Data extracted from a collection

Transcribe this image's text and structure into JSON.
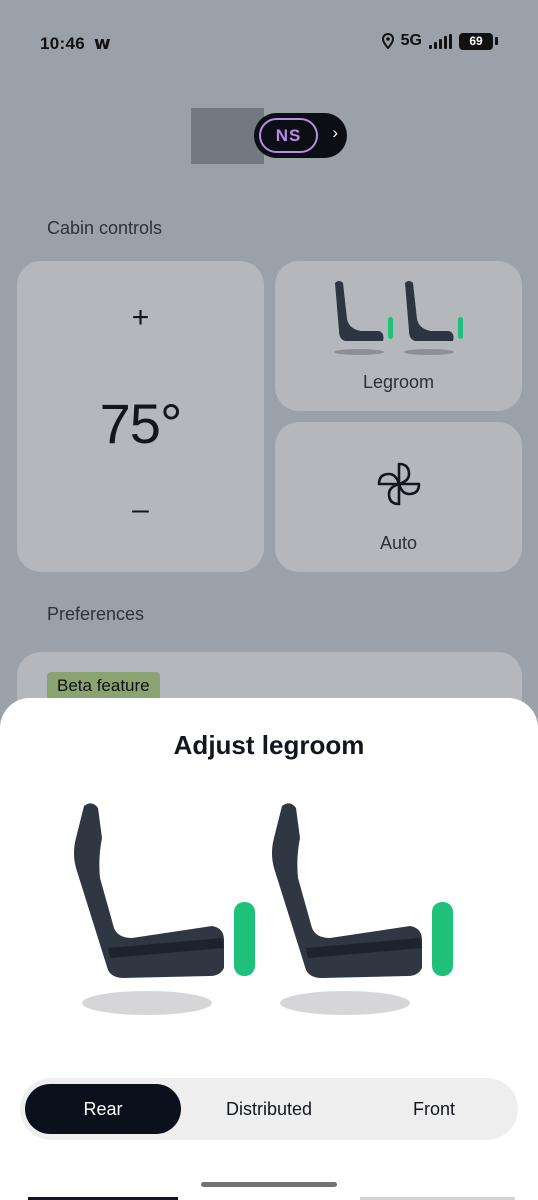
{
  "status_bar": {
    "time": "10:46",
    "carrier_glyph": "w",
    "network": "5G",
    "battery": "69",
    "icons": [
      "location-icon",
      "signal-icon",
      "battery-icon"
    ]
  },
  "vehicle": {
    "badge": "NS",
    "chevron": "›",
    "accent_color": "#b98de4"
  },
  "cabin": {
    "section_title": "Cabin controls",
    "temperature": {
      "increase": "+",
      "value": "75°",
      "decrease": "–"
    },
    "legroom_label": "Legroom",
    "fan_label": "Auto"
  },
  "preferences": {
    "section_title": "Preferences",
    "beta_badge": "Beta feature"
  },
  "sheet": {
    "title": "Adjust legroom",
    "indicator_color": "#1fc07a",
    "options": [
      "Rear",
      "Distributed",
      "Front"
    ],
    "selected": "Rear"
  }
}
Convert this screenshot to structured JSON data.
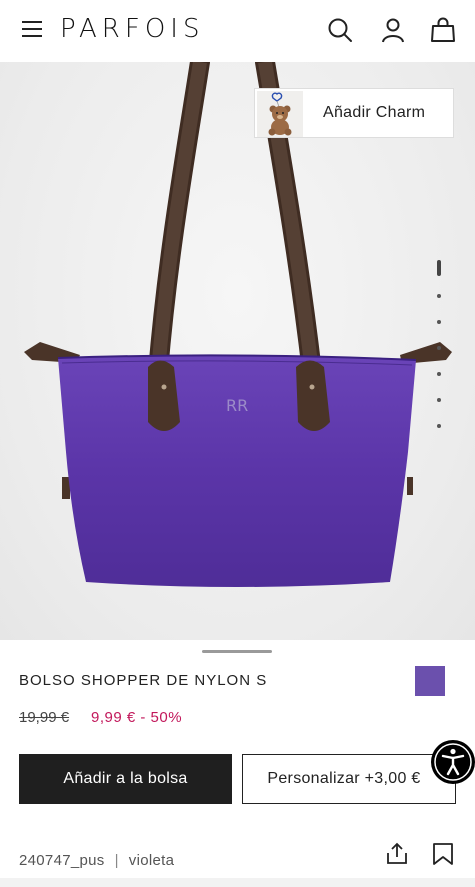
{
  "header": {
    "logo": "PARFOIS",
    "menu_icon": "hamburger-menu-icon",
    "search_icon": "search-icon",
    "account_icon": "user-icon",
    "bag_icon": "shopping-bag-icon"
  },
  "hero": {
    "charm_label": "Añadir Charm",
    "monogram": "RR",
    "image_count": 7,
    "active_image": 1
  },
  "product": {
    "name": "BOLSO SHOPPER DE NYLON S",
    "color_swatch": "#6b50ad",
    "old_price": "19,99 €",
    "new_price": "9,99 € - 50%",
    "add_to_bag": "Añadir a la bolsa",
    "personalize": "Personalizar +3,00 €",
    "reference": "240747_pus",
    "separator": "|",
    "color_name": "violeta"
  },
  "colors": {
    "bag": "#5b35a8",
    "strap": "#4a3428",
    "price_accent": "#c2185b",
    "button_dark": "#1f1f1f"
  }
}
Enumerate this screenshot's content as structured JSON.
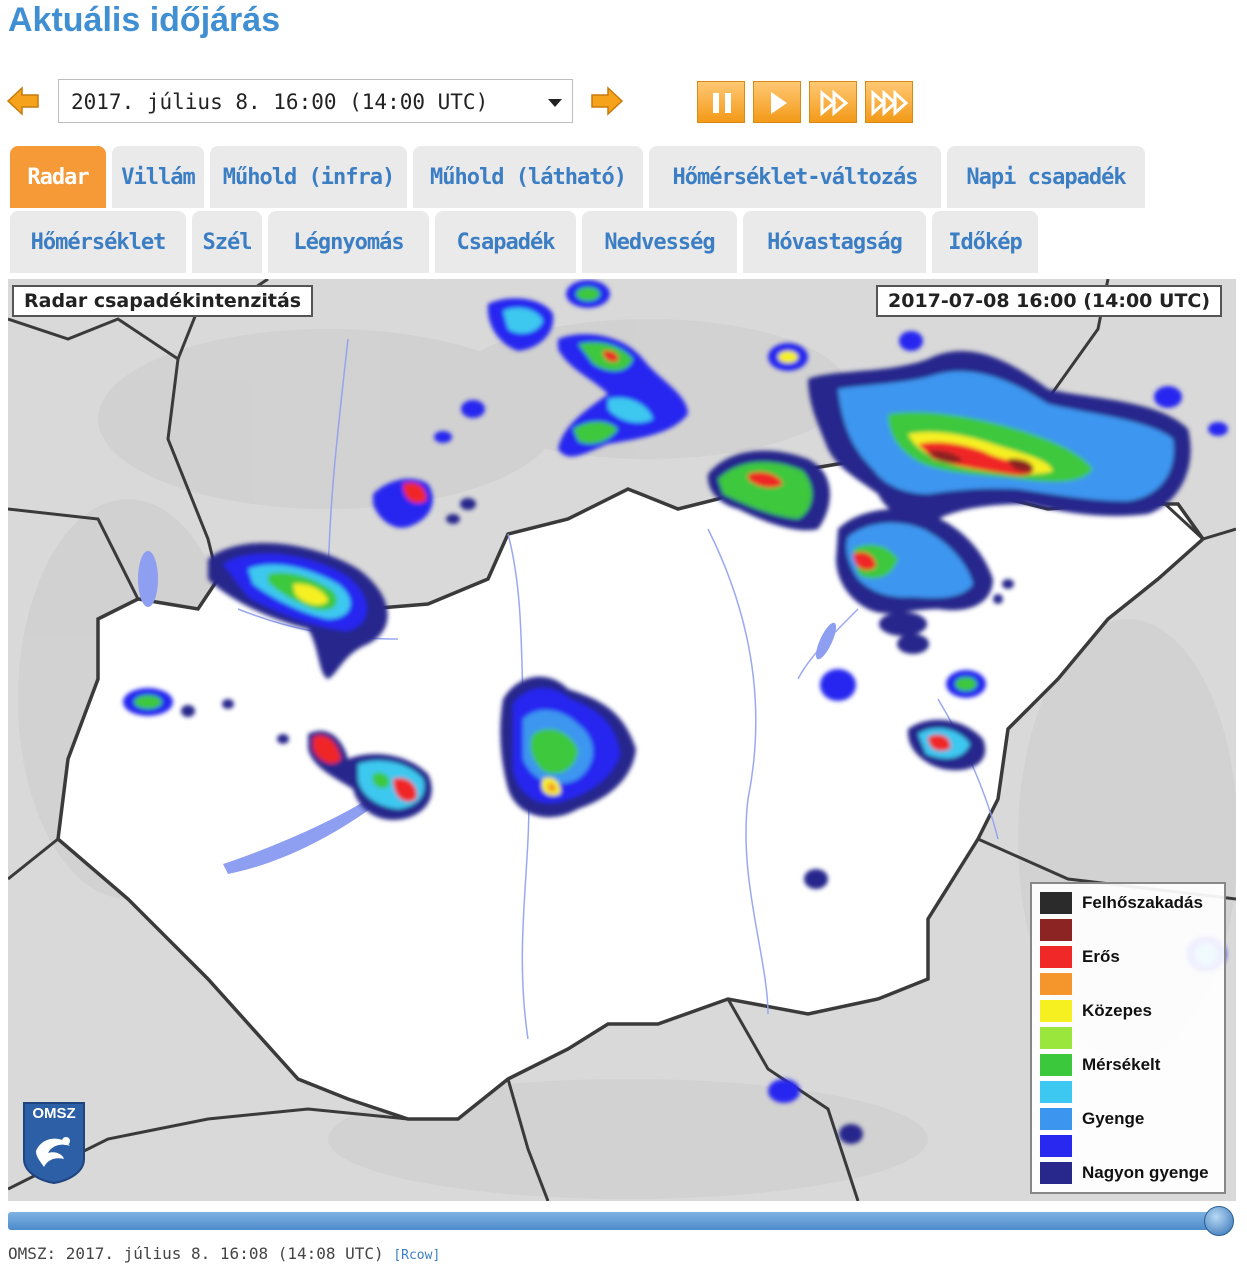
{
  "header": {
    "title": "Aktuális időjárás"
  },
  "timeline": {
    "selected": "2017. július 8. 16:00 (14:00  UTC)"
  },
  "tabs_row1": [
    "Radar",
    "Villám",
    "Műhold (infra)",
    "Műhold (látható)",
    "Hőmérséklet-változás",
    "Napi csapadék"
  ],
  "tabs_row2": [
    "Hőmérséklet",
    "Szél",
    "Légnyomás",
    "Csapadék",
    "Nedvesség",
    "Hóvastagság",
    "Időkép"
  ],
  "active_tab": "Radar",
  "map": {
    "title": "Radar csapadékintenzitás",
    "timestamp": "2017-07-08 16:00 (14:00 UTC)",
    "logo_text": "OMSZ"
  },
  "legend": [
    {
      "label": "Felhőszakadás",
      "color": "#2b2b2b"
    },
    {
      "label": "",
      "color": "#8c2424"
    },
    {
      "label": "Erős",
      "color": "#f02828"
    },
    {
      "label": "",
      "color": "#f5962d"
    },
    {
      "label": "Közepes",
      "color": "#f6f020"
    },
    {
      "label": "",
      "color": "#9ae63c"
    },
    {
      "label": "Mérsékelt",
      "color": "#3cc83c"
    },
    {
      "label": "",
      "color": "#3cc8f0"
    },
    {
      "label": "Gyenge",
      "color": "#3c96f0"
    },
    {
      "label": "",
      "color": "#2828f0"
    },
    {
      "label": "Nagyon gyenge",
      "color": "#28288c"
    }
  ],
  "slider": {
    "position": 1.0
  },
  "footer": {
    "text": "OMSZ: 2017. július 8. 16:08 (14:08  UTC)",
    "link": "[Rcow]"
  },
  "colors": {
    "accent": "#3f8fd2",
    "tab_active": "#f69a38",
    "control": "#f39a18"
  }
}
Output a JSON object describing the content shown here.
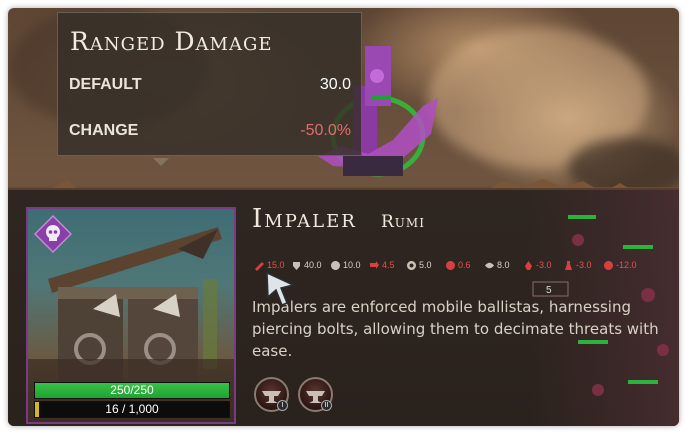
{
  "tooltip": {
    "title": "Ranged Damage",
    "rows": [
      {
        "label": "DEFAULT",
        "value": "30.0",
        "value_color": "#ffffff"
      },
      {
        "label": "CHANGE",
        "value": "-50.0%",
        "value_color": "#e26c6c"
      }
    ]
  },
  "unit": {
    "name": "Impaler",
    "faction": "Rumi",
    "description": "Impalers are enforced mobile ballistas, harnessing piercing bolts, allowing them to decimate threats with ease.",
    "health": {
      "current": 250,
      "max": 250,
      "text": "250/250",
      "fraction": 1.0
    },
    "experience": {
      "current": 16,
      "max": 1000,
      "text": "16 / 1,000",
      "fraction": 0.016
    },
    "faction_badge_icon": "skull-icon"
  },
  "stats": [
    {
      "icon": "ranged-damage-icon",
      "value": "15.0",
      "color": "#e85050"
    },
    {
      "icon": "armor-icon",
      "value": "40.0",
      "color": "#d8d2c6"
    },
    {
      "icon": "clock-icon",
      "value": "10.0",
      "color": "#d8d2c6"
    },
    {
      "icon": "speed-arrows-icon",
      "value": "4.5",
      "color": "#e85050"
    },
    {
      "icon": "range-target-icon",
      "value": "5.0",
      "color": "#d8d2c6"
    },
    {
      "icon": "move-speed-icon",
      "value": "0.6",
      "color": "#e85050"
    },
    {
      "icon": "vision-eye-icon",
      "value": "8.0",
      "color": "#d8d2c6"
    },
    {
      "icon": "food-cost-icon",
      "value": "-3.0",
      "color": "#e85050"
    },
    {
      "icon": "population-icon",
      "value": "-3.0",
      "color": "#e85050"
    },
    {
      "icon": "gold-cost-icon",
      "value": "-12.0",
      "color": "#e85050"
    }
  ],
  "abilities": [
    {
      "icon": "anvil-ability-icon",
      "badge": "I"
    },
    {
      "icon": "anvil-ability-icon",
      "badge": "II"
    }
  ],
  "map": {
    "marker_number": "5"
  },
  "colors": {
    "accent_purple": "#7a3a86",
    "negative": "#e85050",
    "health": "#2bb33d",
    "xp": "#d4b42a"
  }
}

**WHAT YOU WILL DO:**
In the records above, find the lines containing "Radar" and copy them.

**OUTPUT BELOW:**
    "Radar",
  "active_tab": "Radar",
    "title": "Radar csapadékintenzitás",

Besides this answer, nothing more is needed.